Gratitude turns what you have into enough.

Hopefully, previous lessons in the chapter Space have helped us remove distractions from our lives and see what is important—health, relationships, experiences, and purpose. This clarity will make it easier to practice gratitude.

The man is the richest whose pleasures are the cheapest.

— Henry David Thoreau


Here are some benefits of gratitude:

  • Improved mental health
  • Improved physical health
  • Improved performance
  • Higher income
Happy people are grateful for things unhappy people take for granted.

Action steps

Here is how you grow your gratitude muscle:

  1. Settle in a comfortable place. Ideally, settle in your bed before falling asleep. Time and place do not matter if you are intentional and persistent.
  2. Find one reason to be grateful. Choose something you would typically take for granted. It can be something general, or it can be an event from that day.
  3. Allow yourself to feel gratitude. Remember you deserve to feel pleasurable emotions and that your happiness does not cost anyone else's happiness.

You can also practice gratitude with your loved ones.

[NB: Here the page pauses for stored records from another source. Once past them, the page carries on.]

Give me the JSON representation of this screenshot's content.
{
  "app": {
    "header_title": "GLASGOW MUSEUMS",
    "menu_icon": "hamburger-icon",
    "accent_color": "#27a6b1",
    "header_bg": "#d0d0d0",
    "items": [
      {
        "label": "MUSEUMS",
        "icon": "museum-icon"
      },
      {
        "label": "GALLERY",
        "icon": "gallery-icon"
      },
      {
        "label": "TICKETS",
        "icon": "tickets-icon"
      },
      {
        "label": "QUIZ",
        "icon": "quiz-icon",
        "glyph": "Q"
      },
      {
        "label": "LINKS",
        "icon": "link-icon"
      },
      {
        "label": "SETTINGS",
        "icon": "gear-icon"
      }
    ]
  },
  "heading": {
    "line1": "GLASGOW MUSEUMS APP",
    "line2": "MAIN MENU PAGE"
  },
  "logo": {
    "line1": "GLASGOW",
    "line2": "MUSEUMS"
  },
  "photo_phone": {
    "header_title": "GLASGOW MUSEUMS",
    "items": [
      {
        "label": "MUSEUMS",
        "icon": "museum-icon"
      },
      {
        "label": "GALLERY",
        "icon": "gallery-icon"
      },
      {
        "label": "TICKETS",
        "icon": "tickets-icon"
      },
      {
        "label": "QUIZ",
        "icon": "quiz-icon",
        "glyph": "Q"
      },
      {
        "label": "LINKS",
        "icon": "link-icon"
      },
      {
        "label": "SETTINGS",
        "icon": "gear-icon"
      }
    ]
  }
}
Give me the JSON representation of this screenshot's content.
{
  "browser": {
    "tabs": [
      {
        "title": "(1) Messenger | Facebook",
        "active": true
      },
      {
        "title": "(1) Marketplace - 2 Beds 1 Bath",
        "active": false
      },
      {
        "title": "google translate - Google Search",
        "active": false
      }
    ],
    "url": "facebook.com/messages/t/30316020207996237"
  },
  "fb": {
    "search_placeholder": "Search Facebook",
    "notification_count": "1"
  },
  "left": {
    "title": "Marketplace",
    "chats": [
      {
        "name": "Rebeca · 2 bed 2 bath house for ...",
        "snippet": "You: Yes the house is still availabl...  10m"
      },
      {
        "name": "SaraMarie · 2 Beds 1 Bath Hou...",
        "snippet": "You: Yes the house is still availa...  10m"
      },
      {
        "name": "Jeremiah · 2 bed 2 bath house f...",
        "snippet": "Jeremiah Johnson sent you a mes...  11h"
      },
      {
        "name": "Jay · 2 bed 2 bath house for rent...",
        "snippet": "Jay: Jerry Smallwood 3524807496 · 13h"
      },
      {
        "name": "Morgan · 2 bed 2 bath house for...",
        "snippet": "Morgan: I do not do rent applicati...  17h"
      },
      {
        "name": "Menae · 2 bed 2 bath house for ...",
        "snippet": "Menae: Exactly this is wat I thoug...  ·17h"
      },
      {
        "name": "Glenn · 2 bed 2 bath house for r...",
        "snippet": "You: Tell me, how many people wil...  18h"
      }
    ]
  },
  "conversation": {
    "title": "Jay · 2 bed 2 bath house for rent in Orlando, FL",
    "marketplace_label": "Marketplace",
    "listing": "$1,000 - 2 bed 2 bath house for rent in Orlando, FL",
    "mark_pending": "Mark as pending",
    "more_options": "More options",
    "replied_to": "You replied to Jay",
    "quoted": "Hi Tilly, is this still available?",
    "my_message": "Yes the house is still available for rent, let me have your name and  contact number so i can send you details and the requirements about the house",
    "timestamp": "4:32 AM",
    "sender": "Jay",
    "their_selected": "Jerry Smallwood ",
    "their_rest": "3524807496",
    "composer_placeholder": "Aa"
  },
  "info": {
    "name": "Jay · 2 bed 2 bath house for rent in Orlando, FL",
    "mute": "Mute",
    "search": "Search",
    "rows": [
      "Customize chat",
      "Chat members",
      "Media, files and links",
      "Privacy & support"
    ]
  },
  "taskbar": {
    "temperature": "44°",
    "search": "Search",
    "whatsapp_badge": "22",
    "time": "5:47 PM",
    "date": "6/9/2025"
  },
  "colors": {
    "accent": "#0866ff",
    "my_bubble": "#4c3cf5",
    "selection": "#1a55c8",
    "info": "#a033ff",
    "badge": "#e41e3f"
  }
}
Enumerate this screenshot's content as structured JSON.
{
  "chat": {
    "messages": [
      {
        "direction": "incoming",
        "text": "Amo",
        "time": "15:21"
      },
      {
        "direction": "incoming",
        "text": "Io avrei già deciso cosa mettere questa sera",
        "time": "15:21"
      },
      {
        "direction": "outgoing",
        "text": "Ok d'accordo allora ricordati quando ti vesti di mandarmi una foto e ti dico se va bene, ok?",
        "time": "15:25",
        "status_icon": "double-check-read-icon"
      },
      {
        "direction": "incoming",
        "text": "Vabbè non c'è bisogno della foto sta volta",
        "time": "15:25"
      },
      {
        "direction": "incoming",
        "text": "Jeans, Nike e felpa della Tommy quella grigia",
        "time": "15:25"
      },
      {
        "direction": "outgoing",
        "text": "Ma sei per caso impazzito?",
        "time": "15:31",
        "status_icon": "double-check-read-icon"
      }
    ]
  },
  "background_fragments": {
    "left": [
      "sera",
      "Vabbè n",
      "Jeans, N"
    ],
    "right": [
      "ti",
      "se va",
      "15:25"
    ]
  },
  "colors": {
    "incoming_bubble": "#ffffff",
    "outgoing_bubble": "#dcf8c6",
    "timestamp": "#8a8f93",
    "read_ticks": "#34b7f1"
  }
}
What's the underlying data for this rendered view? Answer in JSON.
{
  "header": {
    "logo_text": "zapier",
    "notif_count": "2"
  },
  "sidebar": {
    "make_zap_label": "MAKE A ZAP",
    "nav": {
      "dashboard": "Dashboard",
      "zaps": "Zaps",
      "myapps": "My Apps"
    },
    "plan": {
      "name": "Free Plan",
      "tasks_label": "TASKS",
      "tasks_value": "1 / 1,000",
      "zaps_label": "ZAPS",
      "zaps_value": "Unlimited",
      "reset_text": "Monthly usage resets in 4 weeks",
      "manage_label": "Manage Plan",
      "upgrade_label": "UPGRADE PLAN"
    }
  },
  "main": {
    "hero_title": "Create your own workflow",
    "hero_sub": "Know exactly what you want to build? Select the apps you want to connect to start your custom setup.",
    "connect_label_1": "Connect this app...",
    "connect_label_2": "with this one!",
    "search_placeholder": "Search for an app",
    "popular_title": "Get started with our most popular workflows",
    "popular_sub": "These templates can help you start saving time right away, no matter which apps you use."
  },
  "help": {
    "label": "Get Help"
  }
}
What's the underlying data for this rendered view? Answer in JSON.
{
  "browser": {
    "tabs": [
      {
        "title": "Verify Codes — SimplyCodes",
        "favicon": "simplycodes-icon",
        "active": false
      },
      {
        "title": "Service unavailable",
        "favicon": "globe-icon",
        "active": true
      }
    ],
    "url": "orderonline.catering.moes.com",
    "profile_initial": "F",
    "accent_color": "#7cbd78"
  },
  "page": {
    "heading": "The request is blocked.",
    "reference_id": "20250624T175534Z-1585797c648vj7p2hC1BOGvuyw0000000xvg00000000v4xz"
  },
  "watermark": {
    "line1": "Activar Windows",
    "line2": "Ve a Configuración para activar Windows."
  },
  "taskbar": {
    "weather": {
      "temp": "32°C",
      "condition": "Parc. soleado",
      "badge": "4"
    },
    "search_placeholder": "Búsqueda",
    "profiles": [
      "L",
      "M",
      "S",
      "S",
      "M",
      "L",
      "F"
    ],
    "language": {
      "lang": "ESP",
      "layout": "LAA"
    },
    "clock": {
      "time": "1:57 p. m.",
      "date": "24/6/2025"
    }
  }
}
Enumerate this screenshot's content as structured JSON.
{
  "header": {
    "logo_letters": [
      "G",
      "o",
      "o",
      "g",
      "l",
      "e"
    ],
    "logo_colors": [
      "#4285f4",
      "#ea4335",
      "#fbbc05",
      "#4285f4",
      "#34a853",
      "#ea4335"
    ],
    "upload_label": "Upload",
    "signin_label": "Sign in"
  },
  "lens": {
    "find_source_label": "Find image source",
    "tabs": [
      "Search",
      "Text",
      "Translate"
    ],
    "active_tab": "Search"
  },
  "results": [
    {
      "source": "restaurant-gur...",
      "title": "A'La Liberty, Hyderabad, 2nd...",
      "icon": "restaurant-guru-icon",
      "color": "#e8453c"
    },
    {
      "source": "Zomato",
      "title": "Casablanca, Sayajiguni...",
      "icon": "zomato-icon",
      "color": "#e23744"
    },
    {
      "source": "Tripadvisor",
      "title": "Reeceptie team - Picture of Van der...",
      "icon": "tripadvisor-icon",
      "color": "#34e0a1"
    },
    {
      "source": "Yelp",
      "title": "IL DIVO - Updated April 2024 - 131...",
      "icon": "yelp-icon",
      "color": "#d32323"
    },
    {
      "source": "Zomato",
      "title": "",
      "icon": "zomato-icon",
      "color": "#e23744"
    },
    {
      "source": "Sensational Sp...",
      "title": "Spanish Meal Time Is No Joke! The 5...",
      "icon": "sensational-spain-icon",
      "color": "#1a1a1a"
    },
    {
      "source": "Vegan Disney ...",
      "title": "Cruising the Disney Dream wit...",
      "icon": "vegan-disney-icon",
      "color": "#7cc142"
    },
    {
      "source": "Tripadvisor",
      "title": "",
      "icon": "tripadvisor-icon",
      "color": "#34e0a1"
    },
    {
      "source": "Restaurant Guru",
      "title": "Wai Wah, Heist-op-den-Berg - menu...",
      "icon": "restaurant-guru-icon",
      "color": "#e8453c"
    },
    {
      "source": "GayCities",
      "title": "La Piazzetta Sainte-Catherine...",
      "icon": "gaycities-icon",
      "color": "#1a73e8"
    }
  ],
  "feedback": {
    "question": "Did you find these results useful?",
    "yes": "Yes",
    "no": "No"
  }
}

Share your reasons for gratitude with them. However, try to avoid being too serious or too descriptive. Remember from the last lesson that talking about positive experiences can diminish their intensity.

Your neighbor's grass may be greener, but one can always find something to be grateful for, such as a roof, clothing, and clean water. Today, you can feel thankful for learning a skill that will profoundly transform your life.

Rupert appreciates things he would usually take for granted.

Pleasurable emotions

We recently learned that suppressing our painful emotions only increases their intensity. However, this "strategy" cannot be used to intensify our pleasurable emotions. We cannot pressure-steam them and expect to reach sudden nirvana upon release. Yet, people often suppress pleasure. They may believe they are not worthy of happiness or that feeling good comes at others' expense. Neither of these are rational nor true. Among all pleasurable emotions, gratitude may be the strongest. Watch out for any resistance toward this emotion.

Thousands of candles can be lighted from a single candle, and the life of the candle will not be shortened. Happiness never decreases by being shared.

— Buddha
Rupert is trying to understand the ancient wisdom.

By only chasing money, recognition, and fame, we may well become beggars in a Ferrari. By focusing on our happiness instead, our desired success will come as a result.

Boost your attitude by ending your day with gratitude.

Now or never

For the next two weeks, before you fall asleep, find one reason you can feel grateful and allow yourself to feel it with your whole body and mind. Create a daily reminder.